This judgement is nothing new but restates the truths of natural law, the moral and biological truth known to all of us, even those who sin against these truths. (The culture of the lie endemic to technocracy proves that the technocrats know deep down they are criminals and therefore are driven to lie about their crimes. They lie to the world and most of all to themselves.) This tribunal has only restated the eternal truth. What’s lacking is the will to exercise this truth in reality. One obvious problem is that the reason Nazi leaders or cherry-picked defendants like Slobodan Milosevic or Saddam Hussein were put on trial for their crimes is that they had run afoul of the US- and corporate-dominated globalization system. But multinational corporations like Monsanto comprise the core of this system, which is dedicated to aggrandizing these criminal organizations. So there’s an obvious contradiction in calling for Monsanto’s own lawyers, bagmen, and thugs to arrest and prosecute it. The same goes for corporate rule as such.
To apply law and order to the crimes of ecocide and to all crimes against humanity cannot be done within the framework of a civilization dedicated to exploitation, waste, and destruction. The laws of such a civilization and the way these laws are enforced always will follow from this underlying dedication. Even the Nuremburg Tribunal was lenient with corporate criminals and didn’t dare to ask whether particular corporations were criminal organizations. Even the break-up of the IG Farben cartel was done in a way assuring the continuation of its constituent companies including today’s agrochemical giants BASF and Bayer. The latter which currently is in the process of buying Monsanto. We see how the unfinished business of Nuremburg merges seamlessly with today’s business of the Monsanto Tribunal. Indeed a living holdover of the Nazi era (and of the general history of chemical warfare, in which IG Farben and Bayer as well as Monsanto play a big role) is now merging with Monsanto to formalize this historical continuity. WWII never ended but only was transposed temporarily to agriculture and genetic engineering.

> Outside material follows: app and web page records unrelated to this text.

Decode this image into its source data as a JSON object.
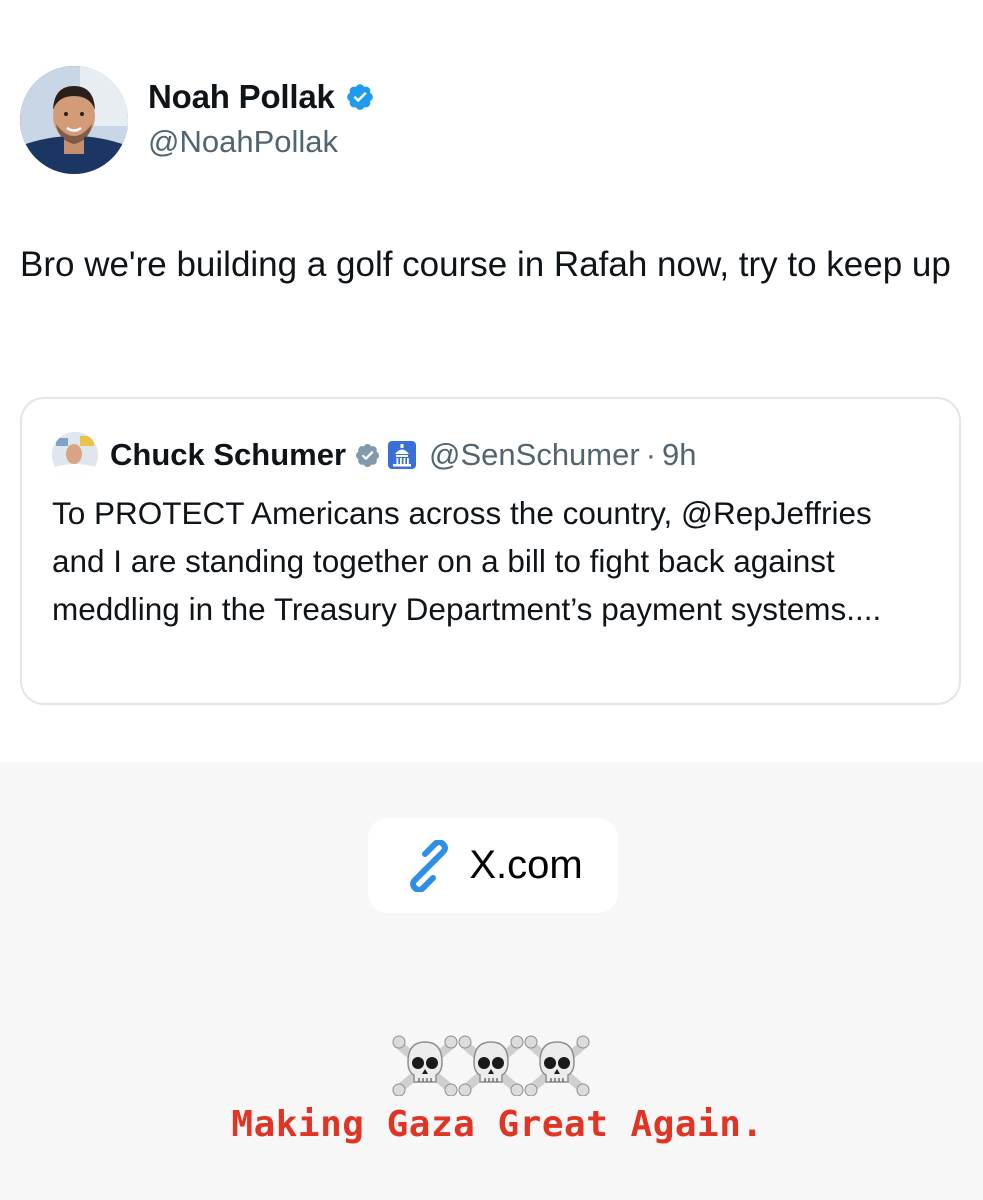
{
  "tweet": {
    "author_name": "Noah Pollak",
    "author_handle": "@NoahPollak",
    "text": "Bro we're building a golf course in Rafah now, try to keep up",
    "verified_icon": "verified-badge-icon",
    "avatar_icon": "profile-photo"
  },
  "quoted_tweet": {
    "author_name": "Chuck Schumer",
    "author_handle": "@SenSchumer",
    "separator": "·",
    "time": "9h",
    "text": "To PROTECT Americans across the country, @RepJeffries and I are standing together on a bill to fight back against meddling in the Treasury Department’s payment systems....",
    "badges": [
      "verified-badge-icon",
      "government-capitol-icon"
    ]
  },
  "link_sticker": {
    "label": "X.com",
    "icon": "link-icon"
  },
  "caption": {
    "emoji": "☠️☠️☠️",
    "text": "Making Gaza Great Again."
  },
  "colors": {
    "verified_blue": "#1d9bf0",
    "handle_gray": "#536471",
    "caption_red": "#e03425",
    "link_blue": "#2f8fe6"
  }
}
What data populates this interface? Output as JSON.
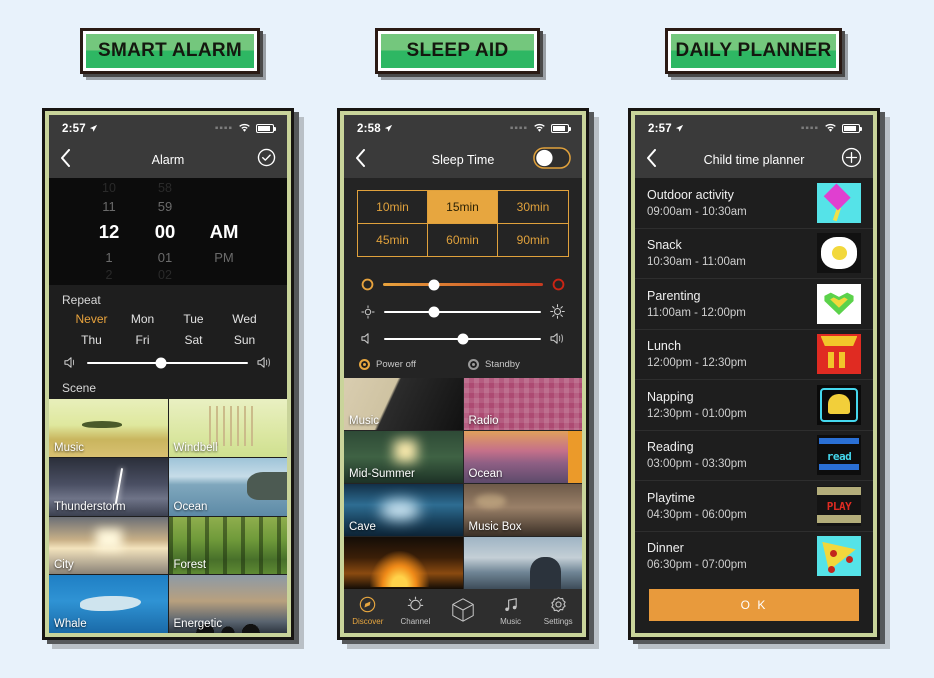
{
  "page": {
    "background_color": "#e8f2fb",
    "badge_colors": {
      "top": "#74c77d",
      "bottom": "#2eb763",
      "border": "#2a1a14"
    }
  },
  "panels": [
    {
      "badge_label": "SMART ALARM",
      "status": {
        "time": "2:57",
        "location_icon": "location-arrow-icon",
        "signal_icon": "dots-icon",
        "wifi_icon": "wifi-icon",
        "battery_icon": "battery-icon"
      },
      "nav": {
        "back_icon": "chevron-left-icon",
        "title": "Alarm",
        "action_icon": "check-circle-icon"
      },
      "picker": {
        "hours": {
          "far": "10",
          "near": "11",
          "selected": "12",
          "after": "1",
          "far_after": "2"
        },
        "minutes": {
          "far": "58",
          "near": "59",
          "selected": "00",
          "after": "01",
          "far_after": "02"
        },
        "meridiem": {
          "selected": "AM",
          "after": "PM"
        }
      },
      "repeat": {
        "label": "Repeat",
        "options": [
          "Never",
          "Mon",
          "Tue",
          "Wed",
          "Thu",
          "Fri",
          "Sat",
          "Sun"
        ],
        "selected": "Never",
        "selected_color": "#e8a33d"
      },
      "volume": {
        "left_icon": "volume-low-icon",
        "right_icon": "volume-high-icon",
        "value_percent": 46
      },
      "scene": {
        "label": "Scene",
        "tiles": [
          {
            "label": "Music",
            "art": "a-music"
          },
          {
            "label": "Windbell",
            "art": "a-wind"
          },
          {
            "label": "Thunderstorm",
            "art": "a-thunder"
          },
          {
            "label": "Ocean",
            "art": "a-ocean"
          },
          {
            "label": "City",
            "art": "a-city"
          },
          {
            "label": "Forest",
            "art": "a-forest"
          },
          {
            "label": "Whale",
            "art": "a-whale"
          },
          {
            "label": "Energetic",
            "art": "a-energ"
          }
        ]
      }
    },
    {
      "badge_label": "SLEEP AID",
      "status": {
        "time": "2:58",
        "location_icon": "location-arrow-icon",
        "signal_icon": "dots-icon",
        "wifi_icon": "wifi-icon",
        "battery_icon": "battery-icon"
      },
      "nav": {
        "back_icon": "chevron-left-icon",
        "title": "Sleep Time",
        "action_icon": "toggle-switch-off-icon"
      },
      "timers": {
        "options": [
          "10min",
          "15min",
          "30min",
          "45min",
          "60min",
          "90min"
        ],
        "selected": "15min",
        "accent_color": "#e0a13c"
      },
      "sliders": [
        {
          "name": "color-temperature",
          "left_icon": "circle-warm-icon",
          "right_icon": "circle-red-icon",
          "value_percent": 32,
          "style": "warm"
        },
        {
          "name": "brightness",
          "left_icon": "brightness-low-icon",
          "right_icon": "brightness-high-icon",
          "value_percent": 32,
          "style": "plain"
        },
        {
          "name": "volume",
          "left_icon": "volume-low-icon",
          "right_icon": "volume-high-icon",
          "value_percent": 50,
          "style": "plain"
        }
      ],
      "radios": [
        {
          "label": "Power off",
          "selected": true
        },
        {
          "label": "Standby",
          "selected": false
        }
      ],
      "sounds": [
        {
          "label": "Music",
          "art": "b-music"
        },
        {
          "label": "Radio",
          "art": "b-radio"
        },
        {
          "label": "Mid-Summer",
          "art": "b-mid"
        },
        {
          "label": "Ocean",
          "art": "b-oce"
        },
        {
          "label": "Cave",
          "art": "b-cave"
        },
        {
          "label": "Music Box",
          "art": "b-box"
        },
        {
          "label": "",
          "art": "b-fire"
        },
        {
          "label": "",
          "art": "b-sea"
        }
      ],
      "tabs": [
        {
          "label": "Discover",
          "icon": "compass-icon",
          "active": true
        },
        {
          "label": "Channel",
          "icon": "sun-icon",
          "active": false
        },
        {
          "label": "",
          "icon": "cube-icon",
          "active": false
        },
        {
          "label": "Music",
          "icon": "music-note-icon",
          "active": false
        },
        {
          "label": "Settings",
          "icon": "gear-icon",
          "active": false
        }
      ]
    },
    {
      "badge_label": "DAILY PLANNER",
      "status": {
        "time": "2:57",
        "location_icon": "location-arrow-icon",
        "signal_icon": "dots-icon",
        "wifi_icon": "wifi-icon",
        "battery_icon": "battery-icon"
      },
      "nav": {
        "back_icon": "chevron-left-icon",
        "title": "Child time planner",
        "action_icon": "plus-circle-icon"
      },
      "items": [
        {
          "title": "Outdoor activity",
          "time": "09:00am - 10:30am",
          "thumb": "t-kite",
          "thumb_name": "kite-thumbnail",
          "glyph": ""
        },
        {
          "title": "Snack",
          "time": "10:30am - 11:00am",
          "thumb": "t-egg",
          "thumb_name": "fried-egg-thumbnail",
          "glyph": ""
        },
        {
          "title": "Parenting",
          "time": "11:00am - 12:00pm",
          "thumb": "t-heart",
          "thumb_name": "heart-thumbnail",
          "glyph": ""
        },
        {
          "title": "Lunch",
          "time": "12:00pm - 12:30pm",
          "thumb": "t-fries",
          "thumb_name": "fries-thumbnail",
          "glyph": ""
        },
        {
          "title": "Napping",
          "time": "12:30pm - 01:00pm",
          "thumb": "t-bell",
          "thumb_name": "bell-thumbnail",
          "glyph": ""
        },
        {
          "title": "Reading",
          "time": "03:00pm - 03:30pm",
          "thumb": "t-read",
          "thumb_name": "read-thumbnail",
          "glyph": "read"
        },
        {
          "title": "Playtime",
          "time": "04:30pm - 06:00pm",
          "thumb": "t-play",
          "thumb_name": "play-thumbnail",
          "glyph": "PLAY"
        },
        {
          "title": "Dinner",
          "time": "06:30pm - 07:00pm",
          "thumb": "t-pizza",
          "thumb_name": "pizza-thumbnail",
          "glyph": ""
        }
      ],
      "ok_button": {
        "label": "O K",
        "color": "#e89a3c"
      }
    }
  ]
}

To make the call to justice real requires the movement dedicated to realizing these truths and values. We cannot carry out the tasks of necessity and justice within the framework of a system dedicated to every anti-human and anti-ecological action and institution. We can do it only through the action of a movement dedicated to abolishing these crimes and abolishing their ideological and institutional basis. This means above all the total abolition of corporate industrial agriculture and all of its poisons. The Monsanto Tribunal, in its compilation and assessment of the evidence and the history, has only provided the latest demonstration that humanity and the Earth cannot “co-exist” with these poisons, and therefore cannot continue with a regulatory and legal model dedicated not just to this co-existence, but to co-existence on the basis of corporate profit as the great normative purpose. The Tribunal itself identifies this as the core of the crisis, even if it doesn’t draw the necessary strategic and organizational conclusions.
Morally, rationally, and legally the ruling of the Monsanto Tribunal is true and follows from the ruling of the Nuremburg Tribunal. The only difference so far is the force to put the truth into effect. Only the abolition movement can muster and organize the strength and the will to realize all the necessary truths. We have to begin.
Help propagate the new and necessary ideas.